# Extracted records
++++

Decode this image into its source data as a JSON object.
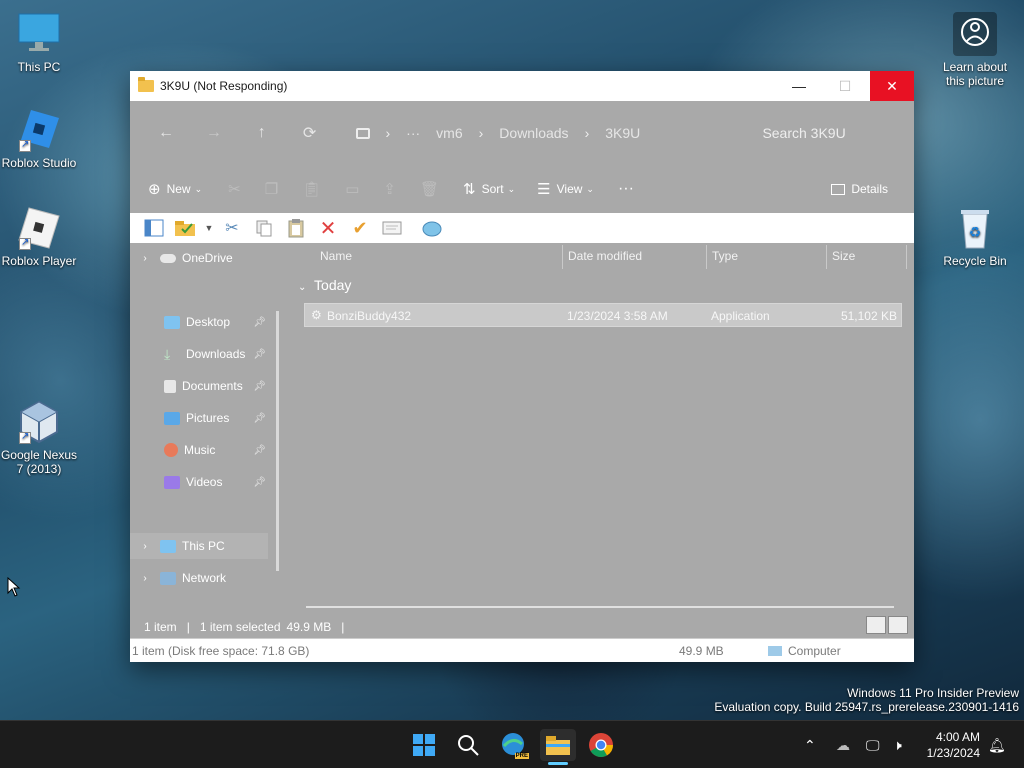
{
  "desktop": {
    "icons": [
      {
        "label": "This PC"
      },
      {
        "label": "Roblox Studio"
      },
      {
        "label": "Roblox Player"
      },
      {
        "label": "Google Nexus 7 (2013)"
      },
      {
        "label": "Recycle Bin"
      },
      {
        "label": "Learn about this picture"
      }
    ]
  },
  "window": {
    "title": "3K9U (Not Responding)",
    "controls": {
      "minimize": "—",
      "maximize": "☐",
      "close": "✕"
    }
  },
  "navigation": {
    "back": "←",
    "forward": "→",
    "up": "↑",
    "refresh": "⟳",
    "breadcrumb": [
      "vm6",
      "Downloads",
      "3K9U"
    ],
    "overflow": "···",
    "search_placeholder": "Search 3K9U"
  },
  "commandbar": {
    "new_label": "New",
    "sort_label": "Sort",
    "view_label": "View",
    "more_label": "···",
    "details_label": "Details"
  },
  "navpane": {
    "onedrive": "OneDrive",
    "quick": [
      {
        "label": "Desktop",
        "color": "#7fc3f0"
      },
      {
        "label": "Downloads",
        "color": "#58b06b"
      },
      {
        "label": "Documents",
        "color": "#e8e8e8"
      },
      {
        "label": "Pictures",
        "color": "#5aa8e8"
      },
      {
        "label": "Music",
        "color": "#e87a5a"
      },
      {
        "label": "Videos",
        "color": "#9a7ae8"
      }
    ],
    "thispc": "This PC",
    "network": "Network"
  },
  "columns": {
    "name": "Name",
    "date": "Date modified",
    "type": "Type",
    "size": "Size"
  },
  "group_label": "Today",
  "files": [
    {
      "name": "BonziBuddy432",
      "date": "1/23/2024 3:58 AM",
      "type": "Application",
      "size": "51,102 KB"
    }
  ],
  "status": {
    "count": "1 item",
    "selected": "1 item selected",
    "selected_size": "49.9 MB",
    "sep": "|"
  },
  "bottombar": {
    "left": "1 item (Disk free space: 71.8 GB)",
    "size": "49.9 MB",
    "location": "Computer"
  },
  "watermark": {
    "line1": "Windows 11 Pro Insider Preview",
    "line2": "Evaluation copy. Build 25947.rs_prerelease.230901-1416"
  },
  "clock": {
    "time": "4:00 AM",
    "date": "1/23/2024"
  },
  "taskbar": {
    "edge_badge": "PRE"
  }
}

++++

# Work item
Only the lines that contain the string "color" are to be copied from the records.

# Answer for this exercise
        "color": "#7fc3f0"
        "color": "#58b06b"
        "color": "#e8e8e8"
        "color": "#5aa8e8"
        "color": "#e87a5a"
        "color": "#9a7ae8"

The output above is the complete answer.